_WHAT YOU NEED TO DO_: Print the whole listing, keeping every line exactly as given.

§

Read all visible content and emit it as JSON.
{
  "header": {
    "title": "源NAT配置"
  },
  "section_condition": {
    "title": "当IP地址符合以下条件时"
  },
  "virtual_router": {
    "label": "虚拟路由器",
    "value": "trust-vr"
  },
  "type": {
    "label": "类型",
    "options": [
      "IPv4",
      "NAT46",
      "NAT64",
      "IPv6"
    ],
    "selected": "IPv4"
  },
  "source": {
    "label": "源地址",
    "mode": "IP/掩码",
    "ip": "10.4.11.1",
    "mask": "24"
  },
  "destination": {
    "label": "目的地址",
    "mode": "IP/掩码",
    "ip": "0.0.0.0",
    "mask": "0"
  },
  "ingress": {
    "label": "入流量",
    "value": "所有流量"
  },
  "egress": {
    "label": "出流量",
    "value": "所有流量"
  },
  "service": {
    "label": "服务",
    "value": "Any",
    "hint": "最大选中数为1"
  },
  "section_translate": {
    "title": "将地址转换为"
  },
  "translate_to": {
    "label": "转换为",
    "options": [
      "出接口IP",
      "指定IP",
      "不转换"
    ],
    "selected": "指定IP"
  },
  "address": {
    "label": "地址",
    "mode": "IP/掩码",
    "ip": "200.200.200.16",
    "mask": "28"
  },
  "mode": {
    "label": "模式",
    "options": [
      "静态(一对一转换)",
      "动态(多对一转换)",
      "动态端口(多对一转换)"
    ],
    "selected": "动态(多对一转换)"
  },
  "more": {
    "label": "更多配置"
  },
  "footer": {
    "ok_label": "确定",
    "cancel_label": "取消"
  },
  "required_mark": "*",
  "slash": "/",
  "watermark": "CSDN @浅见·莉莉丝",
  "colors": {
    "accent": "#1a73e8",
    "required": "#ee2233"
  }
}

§

_ANSWER TO THIS PROBLEM_:
Read all visible content and emit it as JSON.
{
  "header": {
    "title": "源NAT配置"
  },
  "section_condition": {
    "title": "当IP地址符合以下条件时"
  },
  "virtual_router": {
    "label": "虚拟路由器",
    "value": "trust-vr"
  },
  "type": {
    "label": "类型",
    "options": [
      "IPv4",
      "NAT46",
      "NAT64",
      "IPv6"
    ],
    "selected": "IPv4"
  },
  "source": {
    "label": "源地址",
    "mode": "IP/掩码",
    "ip": "10.4.11.1",
    "mask": "24"
  },
  "destination": {
    "label": "目的地址",
    "mode": "IP/掩码",
    "ip": "0.0.0.0",
    "mask": "0"
  },
  "ingress": {
    "label": "入流量",
    "value": "所有流量"
  },
  "egress": {
    "label": "出流量",
    "value": "所有流量"
  },
  "service": {
    "label": "服务",
    "value": "Any",
    "hint": "最大选中数为1"
  },
  "section_translate": {
    "title": "将地址转换为"
  },
  "translate_to": {
    "label": "转换为",
    "options": [
      "出接口IP",
      "指定IP",
      "不转换"
    ],
    "selected": "指定IP"
  },
  "address": {
    "label": "地址",
    "mode": "IP/掩码",
    "ip": "200.200.200.16",
    "mask": "28"
  },
  "mode": {
    "label": "模式",
    "options": [
      "静态(一对一转换)",
      "动态(多对一转换)",
      "动态端口(多对一转换)"
    ],
    "selected": "动态(多对一转换)"
  },
  "more": {
    "label": "更多配置"
  },
  "footer": {
    "ok_label": "确定",
    "cancel_label": "取消"
  },
  "required_mark": "*",
  "slash": "/",
  "watermark": "CSDN @浅见·莉莉丝",
  "colors": {
    "accent": "#1a73e8",
    "required": "#ee2233"
  }
}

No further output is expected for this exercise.